It didn’t really dawn on Leo Kottke. The Twin Cities guitar hero doesn’t really think in a conventional, linear fashion. He didn’t even realize he was changing his annual Thanksgiving time concert routine in his hometown.
In his 35 years of playing a turkey weekend show, he has never done one on Black Friday. He mostly has performed on Monday.
Kottke’s longtime manager “doesn’t like playing on Mondays,” the guitarist said. “As a promoter, it’s just impossible to sell tickets.”
But Black Friday?
“It won’t be like competing with the Super Bowl,” Kottke observed. “But it might be close.”
And he has never headlined at the Fitzgerald Theater in St. Paul, where he will do so on Friday, although he has performed in the theater as part of Garrison Keillor’s “A Prairie Home Companion.”
“It is the most nerve-racking thing I do,” he said of Keillor’s live radio show. “It’s like catching a moving train. Garrison will throw you a curve. The last one I did he gave me a long set of stanzas and he wanted me to put it to music and sing it. And I couldn’t scan the stanzas. In the end, it worked out.”
Having a conversation with Kottke is a lot like experiencing him in concert. You don’t know what’s coming next — and neither does he. It could be something about his music, a person he met in his travels or an odd factoid gleaned from books he has read. Oftentimes he’ll manage to tickle your funny bone with a wicked one-liner.
Kottke, 70, doesn’t like to be predictable. He likes performing without a net.
“If I ever eliminate the risk of falling flat on my face, I’ll lose all,” he said. “So I kind of have to befriend terror.”
Thus, he never prepares a set list for a concert. He does try to choose an opening song about a half-hour before showtime but often changes it as he walks to the stage. After the opening number, he wings it, which is pretty much how he approaches life.
“I don’t have a routine. It’s something I’d like to [have]. I’m told the human body prefers predictability. One of my big routines to keep my mind intact is to try to remember what I had for breakfast,” he said over lunch recently in downtown Minneapolis.
Um, he couldn’t remember.
Even though he doesn’t have a routine, he does have rules.
No visitors backstage before the show. He needs to get into a zone and sometimes prefers to sit in darkness.
He has two rules of do’s: Perform some songs with vocals (“I enjoy them a lot more now than I ever have”) and play some slide guitar.
And he has two rules of don’ts: Don’t talk politics onstage and don’t play unrecorded songs in concert.
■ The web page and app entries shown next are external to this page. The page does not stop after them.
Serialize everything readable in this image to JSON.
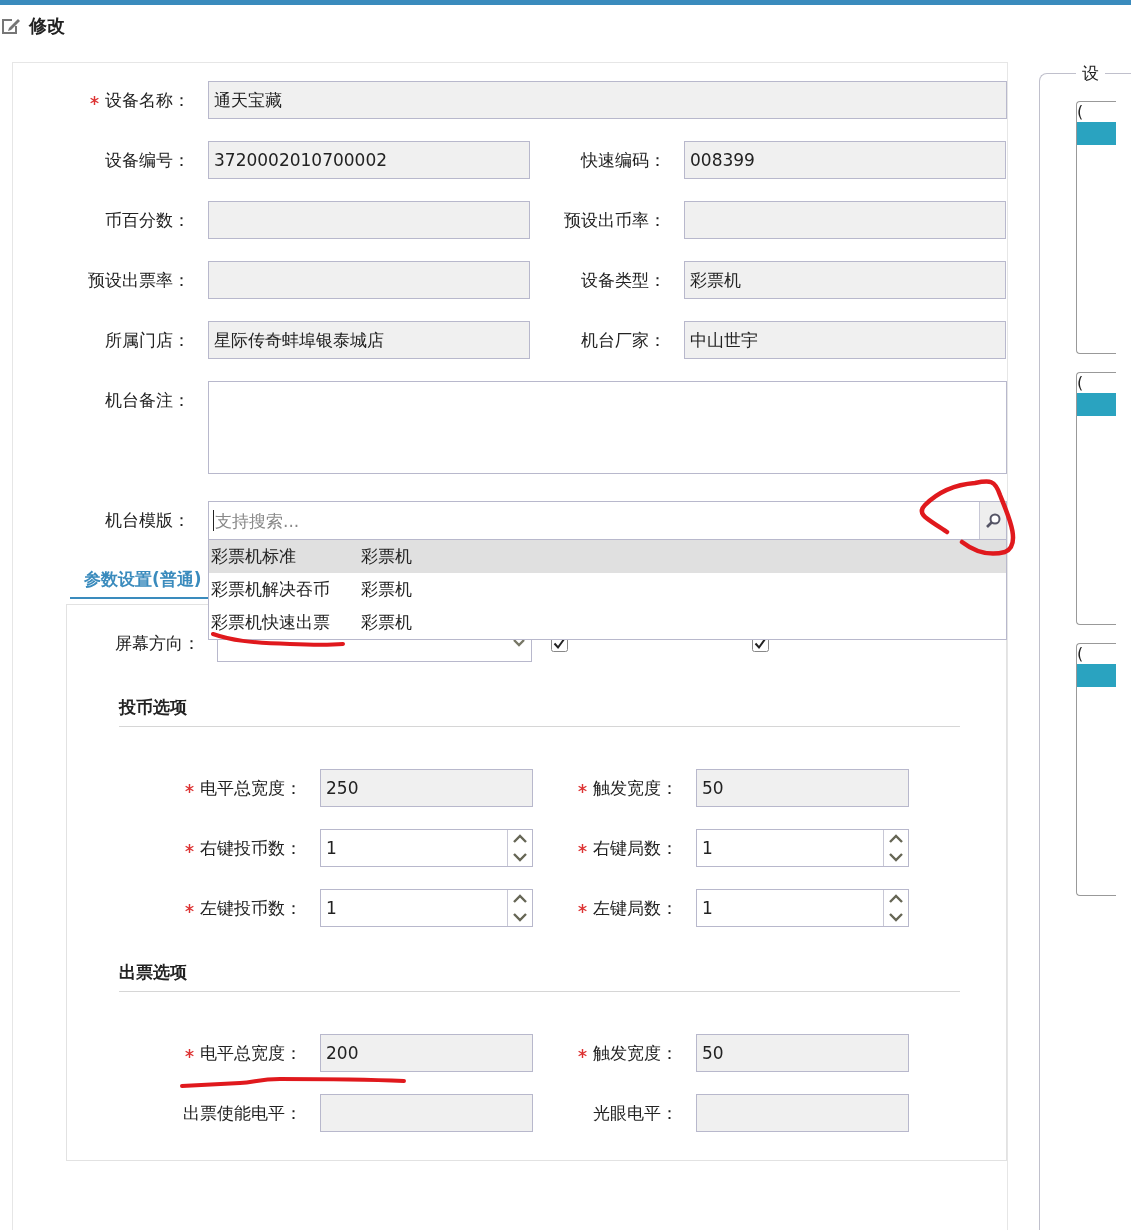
{
  "header": {
    "title": "修改"
  },
  "device_rows": [
    [
      {
        "label": "设备名称：",
        "value": "通天宝藏",
        "required": true,
        "readonly": true,
        "kind": "wide"
      }
    ],
    [
      {
        "label": "设备编号：",
        "value": "3720002010700002",
        "required": false,
        "readonly": true,
        "kind": "text"
      },
      {
        "label": "快速编码：",
        "value": "008399",
        "required": false,
        "readonly": true,
        "kind": "text"
      }
    ],
    [
      {
        "label": "币百分数：",
        "required": false,
        "readonly": true,
        "kind": "text"
      },
      {
        "label": "预设出币率：",
        "required": false,
        "readonly": true,
        "kind": "text"
      }
    ],
    [
      {
        "label": "预设出票率：",
        "required": false,
        "readonly": true,
        "kind": "text"
      },
      {
        "label": "设备类型：",
        "value": "彩票机",
        "required": false,
        "readonly": true,
        "kind": "text"
      }
    ],
    [
      {
        "label": "所属门店：",
        "value": "星际传奇蚌埠银泰城店",
        "required": false,
        "readonly": true,
        "kind": "text"
      },
      {
        "label": "机台厂家：",
        "value": "中山世宇",
        "required": false,
        "readonly": true,
        "kind": "text"
      }
    ],
    [
      {
        "label": "机台备注：",
        "required": false,
        "readonly": false,
        "kind": "textarea"
      }
    ]
  ],
  "template": {
    "label": "机台模版：",
    "placeholder": "支持搜索...",
    "options": [
      {
        "name": "彩票机标准",
        "type": "彩票机",
        "selected": true
      },
      {
        "name": "彩票机解决吞币",
        "type": "彩票机",
        "selected": false
      },
      {
        "name": "彩票机快速出票",
        "type": "彩票机",
        "selected": false
      }
    ]
  },
  "tabs": [
    {
      "label": "参数设置(普通)",
      "selected": true
    }
  ],
  "screen": {
    "label": "屏幕方向："
  },
  "checkboxes": [
    {
      "checked": true
    },
    {
      "checked": true
    }
  ],
  "sections": [
    {
      "title": "投币选项",
      "rows": [
        [
          {
            "label": "电平总宽度：",
            "value": "250",
            "required": true,
            "readonly": true,
            "kind": "text"
          },
          {
            "label": "触发宽度：",
            "value": "50",
            "required": true,
            "readonly": true,
            "kind": "text"
          }
        ],
        [
          {
            "label": "右键投币数：",
            "value": "1",
            "required": true,
            "readonly": false,
            "kind": "spinner"
          },
          {
            "label": "右键局数：",
            "value": "1",
            "required": true,
            "readonly": false,
            "kind": "spinner"
          }
        ],
        [
          {
            "label": "左键投币数：",
            "value": "1",
            "required": true,
            "readonly": false,
            "kind": "spinner"
          },
          {
            "label": "左键局数：",
            "value": "1",
            "required": true,
            "readonly": false,
            "kind": "spinner"
          }
        ]
      ]
    },
    {
      "title": "出票选项",
      "rows": [
        [
          {
            "label": "电平总宽度：",
            "value": "200",
            "required": true,
            "readonly": true,
            "kind": "text"
          },
          {
            "label": "触发宽度：",
            "value": "50",
            "required": true,
            "readonly": true,
            "kind": "text"
          }
        ],
        [
          {
            "label": "出票使能电平：",
            "required": false,
            "readonly": true,
            "kind": "text"
          },
          {
            "label": "光眼电平：",
            "required": false,
            "readonly": true,
            "kind": "text"
          }
        ]
      ]
    }
  ],
  "side_panel": {
    "legend": "设",
    "cards": [
      {
        "text": "("
      },
      {
        "text": "("
      },
      {
        "text": "("
      }
    ]
  }
}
In 2008, he performed a new, unrecorded song called “Ants” in concert, and it ended up on YouTube.
“It was the first or second time I played it, and it’s not done at that point,” said Kottke, whose last album was 2005’s “Sixty Six Steps” with Mike Gordon, Phish’s bassist. “It’s a work in progress. So I don’t play it. I will once I get it recorded.”
So is he doing a new album?
“I don’t like recording, but I’ve got to do it so I can play the new stuff onstage,” he said.
Kottke has written 14 songs. “That’s a lot more than I usually have,” he said. “I’m actually writing a lot of vocals now. They come in bunches, but they don’t come as often as instrumentals.”
Phishing for new album
Kottke is talking about recording again with Gordon — and possibly Phish drummer Jon Fishman and drummer Brian Blade. But no sessions are scheduled — and Kottke doesn’t have a recording contract.
Kottke did fewer concerts than usual in 2015 in order to record and “to see what it’s like.”
“This month, I’m working only four or five nights — and three of them are in Seattle,” said Kottke, who typically drives himself to all his gigs.
Maybe the biggest difference in Kottke’s life is a move to a downtown Minneapolis apartment a few years ago after decades in Wayzata, where he used to tinker with cars and engines in his garage. With no room for tinkering, he reads instead. Voraciously.
Among his recent books are a Stalin biography by Stephen Kotkin and fiction by Joy Williams.
And, of course, with Kottke, there’s always a back story.
“I wasn’t allowed to read as a kid,” he recalled. “If my folks caught me reading, they had a code word: ‘Go outside and get some fresh air.’ They’d make me close the book and leave the house. That’s how I read ‘Huckleberry Finn.’ I’d sneak the book out of the house and sit in some vacant lot in Cheyenne [Wyoming] where the weeds were taller than I was and read.
“So I now have more books than I can handle.”